§ PROMPT: The required result is the number of lines below that hold the word "Dashboard", stated without anything else.

[Extracted records]
******************************

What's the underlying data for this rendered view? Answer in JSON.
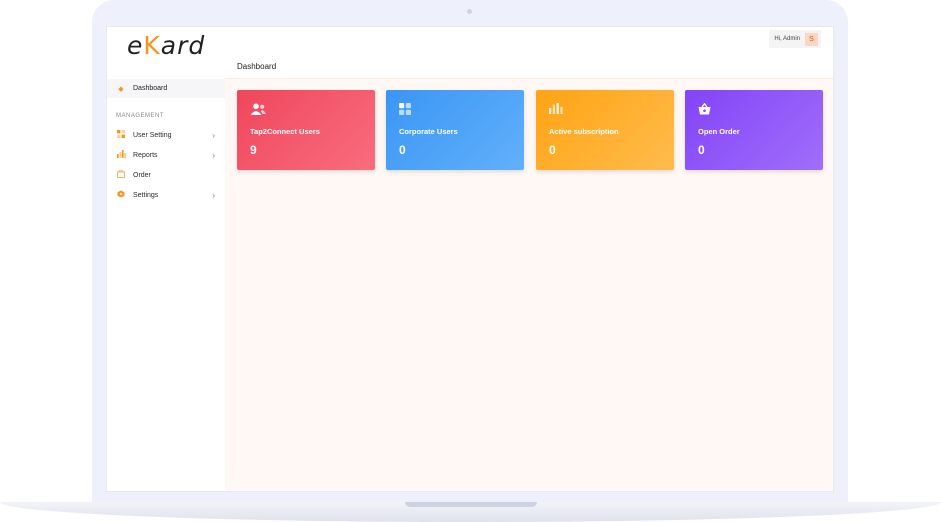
{
  "brand": {
    "logo_left": "e",
    "logo_mid": "K",
    "logo_right": "ard"
  },
  "header": {
    "greeting": "Hi, Admin",
    "avatar_initial": "S"
  },
  "page": {
    "title": "Dashboard"
  },
  "sidebar": {
    "active_item": "Dashboard",
    "section_label": "MANAGEMENT",
    "items": [
      {
        "label": "User Setting",
        "icon": "user-setting-icon",
        "has_chevron": true
      },
      {
        "label": "Reports",
        "icon": "reports-icon",
        "has_chevron": true
      },
      {
        "label": "Order",
        "icon": "order-icon",
        "has_chevron": false
      },
      {
        "label": "Settings",
        "icon": "settings-icon",
        "has_chevron": true
      }
    ],
    "chevron": "›"
  },
  "cards": [
    {
      "label": "Tap2Connect Users",
      "value": "9",
      "icon": "users-icon",
      "color": "#f04b5f"
    },
    {
      "label": "Corporate Users",
      "value": "0",
      "icon": "grid-icon",
      "color": "#3d9bf5"
    },
    {
      "label": "Active subscription",
      "value": "0",
      "icon": "bar-chart-icon",
      "color": "#ffa51f"
    },
    {
      "label": "Open Order",
      "value": "0",
      "icon": "basket-icon",
      "color": "#8a49f7"
    }
  ],
  "colors": {
    "accent": "#f7941d",
    "content_bg": "#fff8f4"
  }
}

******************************

§ TASK RESULT: 2